Capt. Ron Johnson made the pledge one day after the worst clashes yet between police and demonstrators who are protesting the police shooting death of unarmed black teenager Michael Brown.

“Tonight, we will ensure the safety of the citizens of Ferguson, the visitors to Ferguson, the business of Ferguson,” he told reporters. “We will not allow vandals, criminal elements, to impact the safety and security of this community.”

He gave no operational details but added: “We will ensure that the rights and the freedoms that this nation provides us will allow for protesters. We will go back and work on a plan to ensure that.”

Before daybreak, Gov. Jay Nixon ordered the National Guard to provide additional security. The governor said later that the National Guard's mission would be limited to protecting the officers already in place.

There was no official word by Monday afternoon on how many National Guard troops were being sent in, or from which divisions. The governor said that the Guard troops would report to the Highway Patrol.

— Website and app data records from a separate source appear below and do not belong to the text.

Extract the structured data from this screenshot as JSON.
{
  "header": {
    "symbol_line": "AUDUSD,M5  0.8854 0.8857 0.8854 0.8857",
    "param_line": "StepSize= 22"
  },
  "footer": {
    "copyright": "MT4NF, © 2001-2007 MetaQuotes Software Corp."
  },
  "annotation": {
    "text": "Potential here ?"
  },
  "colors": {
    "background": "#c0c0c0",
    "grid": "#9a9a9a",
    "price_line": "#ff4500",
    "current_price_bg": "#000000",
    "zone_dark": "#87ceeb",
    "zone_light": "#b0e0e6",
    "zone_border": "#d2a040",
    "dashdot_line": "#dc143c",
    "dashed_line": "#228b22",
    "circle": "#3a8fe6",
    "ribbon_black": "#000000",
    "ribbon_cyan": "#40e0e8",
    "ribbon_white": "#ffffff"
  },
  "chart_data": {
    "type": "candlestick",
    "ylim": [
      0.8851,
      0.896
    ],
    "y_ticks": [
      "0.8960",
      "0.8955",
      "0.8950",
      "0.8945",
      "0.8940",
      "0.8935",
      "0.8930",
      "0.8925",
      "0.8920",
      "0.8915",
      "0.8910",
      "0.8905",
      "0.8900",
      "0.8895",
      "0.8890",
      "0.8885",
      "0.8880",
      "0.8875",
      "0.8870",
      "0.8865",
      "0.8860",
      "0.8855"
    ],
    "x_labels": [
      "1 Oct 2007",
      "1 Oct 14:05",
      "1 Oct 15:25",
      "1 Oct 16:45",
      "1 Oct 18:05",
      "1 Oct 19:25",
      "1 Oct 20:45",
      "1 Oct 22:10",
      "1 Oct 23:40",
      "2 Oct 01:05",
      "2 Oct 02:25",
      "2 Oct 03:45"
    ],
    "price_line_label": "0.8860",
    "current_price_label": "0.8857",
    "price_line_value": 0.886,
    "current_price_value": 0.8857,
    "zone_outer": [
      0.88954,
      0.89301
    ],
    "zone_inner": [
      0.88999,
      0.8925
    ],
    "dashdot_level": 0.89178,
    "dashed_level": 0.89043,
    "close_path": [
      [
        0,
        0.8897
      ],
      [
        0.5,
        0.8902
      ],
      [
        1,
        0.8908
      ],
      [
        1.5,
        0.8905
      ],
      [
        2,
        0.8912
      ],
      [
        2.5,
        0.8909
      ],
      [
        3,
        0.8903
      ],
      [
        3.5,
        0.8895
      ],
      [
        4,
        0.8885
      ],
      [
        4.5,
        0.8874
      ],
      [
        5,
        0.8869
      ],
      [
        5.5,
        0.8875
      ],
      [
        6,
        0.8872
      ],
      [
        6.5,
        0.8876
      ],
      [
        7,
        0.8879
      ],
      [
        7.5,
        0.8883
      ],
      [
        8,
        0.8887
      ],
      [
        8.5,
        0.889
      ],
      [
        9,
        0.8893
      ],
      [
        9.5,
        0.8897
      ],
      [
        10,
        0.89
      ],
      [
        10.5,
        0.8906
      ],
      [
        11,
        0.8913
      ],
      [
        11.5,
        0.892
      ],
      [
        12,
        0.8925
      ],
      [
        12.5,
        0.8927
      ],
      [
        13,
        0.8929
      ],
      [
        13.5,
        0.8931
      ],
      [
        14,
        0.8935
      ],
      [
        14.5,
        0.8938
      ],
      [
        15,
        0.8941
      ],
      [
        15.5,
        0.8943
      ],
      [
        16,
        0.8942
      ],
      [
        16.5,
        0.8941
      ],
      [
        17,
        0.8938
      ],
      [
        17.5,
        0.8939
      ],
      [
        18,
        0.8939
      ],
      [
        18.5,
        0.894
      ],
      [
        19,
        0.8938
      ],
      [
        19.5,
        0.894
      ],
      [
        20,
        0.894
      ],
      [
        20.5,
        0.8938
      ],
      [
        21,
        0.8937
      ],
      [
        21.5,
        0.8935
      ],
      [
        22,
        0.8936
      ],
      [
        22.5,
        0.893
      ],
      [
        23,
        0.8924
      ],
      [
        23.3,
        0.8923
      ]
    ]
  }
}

Missouri National Guard Brig. Gen. Gregory Mason said that his forces were “well-trained and well-seasoned.”

Nixon also said that a midnight-to-5 a.m. curfew, which had been in place for two nights, would be lifted. Police and protesters clashed both nights, with looting, vandalism, an attempt to overthrow the law enforcement command center and law enforcement officers targeted by gunfire, the governor said.



— Erin McClam